____ Available data

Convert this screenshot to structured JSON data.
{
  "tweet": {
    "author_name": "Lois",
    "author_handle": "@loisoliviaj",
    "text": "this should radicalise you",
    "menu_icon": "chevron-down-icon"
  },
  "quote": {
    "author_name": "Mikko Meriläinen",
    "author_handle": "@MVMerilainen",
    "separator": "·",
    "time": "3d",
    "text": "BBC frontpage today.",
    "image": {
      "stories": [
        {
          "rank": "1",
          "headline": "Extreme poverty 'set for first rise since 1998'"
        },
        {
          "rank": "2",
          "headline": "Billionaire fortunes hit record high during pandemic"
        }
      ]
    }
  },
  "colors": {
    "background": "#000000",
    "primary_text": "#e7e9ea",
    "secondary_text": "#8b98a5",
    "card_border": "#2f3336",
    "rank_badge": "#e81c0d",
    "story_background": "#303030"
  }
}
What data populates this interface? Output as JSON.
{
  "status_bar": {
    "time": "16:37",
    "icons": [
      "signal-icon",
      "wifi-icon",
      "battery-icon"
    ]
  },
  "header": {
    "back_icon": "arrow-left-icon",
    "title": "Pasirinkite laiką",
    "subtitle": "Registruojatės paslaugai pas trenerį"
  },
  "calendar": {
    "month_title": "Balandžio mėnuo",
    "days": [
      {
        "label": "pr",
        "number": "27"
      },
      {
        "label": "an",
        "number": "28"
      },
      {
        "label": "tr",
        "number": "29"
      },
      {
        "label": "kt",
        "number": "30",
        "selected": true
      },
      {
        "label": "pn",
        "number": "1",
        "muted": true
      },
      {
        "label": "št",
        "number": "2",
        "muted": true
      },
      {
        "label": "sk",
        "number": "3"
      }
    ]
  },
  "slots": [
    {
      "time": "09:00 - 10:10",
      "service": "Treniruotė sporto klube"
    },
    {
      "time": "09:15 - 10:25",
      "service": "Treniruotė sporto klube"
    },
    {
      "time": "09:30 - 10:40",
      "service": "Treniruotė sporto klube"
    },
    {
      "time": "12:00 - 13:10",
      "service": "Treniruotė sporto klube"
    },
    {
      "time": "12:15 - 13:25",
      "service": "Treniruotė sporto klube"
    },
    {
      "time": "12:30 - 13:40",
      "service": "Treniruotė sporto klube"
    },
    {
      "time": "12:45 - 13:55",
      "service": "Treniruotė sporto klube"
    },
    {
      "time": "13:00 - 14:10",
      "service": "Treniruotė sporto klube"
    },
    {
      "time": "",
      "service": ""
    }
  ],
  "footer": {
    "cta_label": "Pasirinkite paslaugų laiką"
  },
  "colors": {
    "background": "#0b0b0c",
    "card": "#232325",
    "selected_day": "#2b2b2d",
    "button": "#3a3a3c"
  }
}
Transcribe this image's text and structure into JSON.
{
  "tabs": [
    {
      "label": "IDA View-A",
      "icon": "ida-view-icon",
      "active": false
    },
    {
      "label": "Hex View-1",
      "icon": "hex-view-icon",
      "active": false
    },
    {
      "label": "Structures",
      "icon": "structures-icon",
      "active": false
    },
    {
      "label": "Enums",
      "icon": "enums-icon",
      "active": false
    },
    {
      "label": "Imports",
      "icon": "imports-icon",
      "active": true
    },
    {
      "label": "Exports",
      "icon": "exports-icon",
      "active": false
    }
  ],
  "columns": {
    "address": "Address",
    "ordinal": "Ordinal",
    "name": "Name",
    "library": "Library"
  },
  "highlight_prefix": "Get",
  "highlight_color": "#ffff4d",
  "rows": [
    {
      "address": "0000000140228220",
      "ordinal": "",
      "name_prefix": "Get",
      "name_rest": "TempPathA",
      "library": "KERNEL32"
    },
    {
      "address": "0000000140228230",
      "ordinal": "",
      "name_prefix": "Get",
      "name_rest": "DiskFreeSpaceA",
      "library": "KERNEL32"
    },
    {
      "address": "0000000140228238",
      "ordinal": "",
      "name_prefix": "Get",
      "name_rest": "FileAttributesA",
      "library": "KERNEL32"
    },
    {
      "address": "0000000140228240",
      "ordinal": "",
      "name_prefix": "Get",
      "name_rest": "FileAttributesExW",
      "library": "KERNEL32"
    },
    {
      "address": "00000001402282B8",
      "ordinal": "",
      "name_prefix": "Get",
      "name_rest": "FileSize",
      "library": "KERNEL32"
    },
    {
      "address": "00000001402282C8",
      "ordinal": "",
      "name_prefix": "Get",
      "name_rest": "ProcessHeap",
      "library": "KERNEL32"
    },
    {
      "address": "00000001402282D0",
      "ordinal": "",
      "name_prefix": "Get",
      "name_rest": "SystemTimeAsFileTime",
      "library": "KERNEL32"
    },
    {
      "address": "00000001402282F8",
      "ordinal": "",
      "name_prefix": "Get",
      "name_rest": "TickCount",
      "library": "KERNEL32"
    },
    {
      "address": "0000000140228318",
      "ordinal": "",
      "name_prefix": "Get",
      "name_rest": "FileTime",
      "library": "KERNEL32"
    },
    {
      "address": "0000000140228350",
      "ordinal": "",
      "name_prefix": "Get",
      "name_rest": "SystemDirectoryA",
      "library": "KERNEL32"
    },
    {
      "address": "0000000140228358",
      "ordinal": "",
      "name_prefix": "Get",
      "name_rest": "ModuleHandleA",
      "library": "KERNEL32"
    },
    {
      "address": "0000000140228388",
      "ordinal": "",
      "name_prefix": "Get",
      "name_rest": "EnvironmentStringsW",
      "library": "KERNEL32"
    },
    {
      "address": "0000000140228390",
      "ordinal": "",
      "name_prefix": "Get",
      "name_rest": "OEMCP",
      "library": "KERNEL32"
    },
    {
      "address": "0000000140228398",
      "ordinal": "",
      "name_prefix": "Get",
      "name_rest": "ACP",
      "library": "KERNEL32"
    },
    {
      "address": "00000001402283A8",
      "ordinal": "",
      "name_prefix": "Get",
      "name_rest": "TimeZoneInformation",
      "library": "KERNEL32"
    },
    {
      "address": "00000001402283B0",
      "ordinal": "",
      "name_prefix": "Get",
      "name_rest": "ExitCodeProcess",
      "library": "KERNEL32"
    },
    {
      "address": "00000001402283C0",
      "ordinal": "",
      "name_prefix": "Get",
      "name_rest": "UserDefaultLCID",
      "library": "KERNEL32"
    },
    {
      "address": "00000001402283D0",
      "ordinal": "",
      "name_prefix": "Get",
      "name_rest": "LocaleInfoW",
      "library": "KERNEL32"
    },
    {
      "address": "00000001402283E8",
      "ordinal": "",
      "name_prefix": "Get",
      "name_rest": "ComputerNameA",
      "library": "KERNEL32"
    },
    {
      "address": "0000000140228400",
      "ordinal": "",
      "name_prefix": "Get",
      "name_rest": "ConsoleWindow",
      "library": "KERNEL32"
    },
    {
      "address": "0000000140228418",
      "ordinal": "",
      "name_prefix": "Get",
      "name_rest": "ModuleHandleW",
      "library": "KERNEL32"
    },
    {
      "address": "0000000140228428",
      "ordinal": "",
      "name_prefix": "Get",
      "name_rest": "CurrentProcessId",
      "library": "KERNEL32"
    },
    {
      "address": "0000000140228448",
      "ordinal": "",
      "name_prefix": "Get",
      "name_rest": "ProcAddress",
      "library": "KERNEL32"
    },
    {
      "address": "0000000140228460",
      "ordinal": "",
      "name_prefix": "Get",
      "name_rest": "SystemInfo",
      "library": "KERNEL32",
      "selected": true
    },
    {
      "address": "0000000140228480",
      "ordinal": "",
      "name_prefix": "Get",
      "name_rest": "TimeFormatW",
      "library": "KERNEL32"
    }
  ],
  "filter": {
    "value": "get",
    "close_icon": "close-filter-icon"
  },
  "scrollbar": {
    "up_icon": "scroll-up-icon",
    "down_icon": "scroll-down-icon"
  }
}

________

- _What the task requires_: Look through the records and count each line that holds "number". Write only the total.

- _Solution_: 7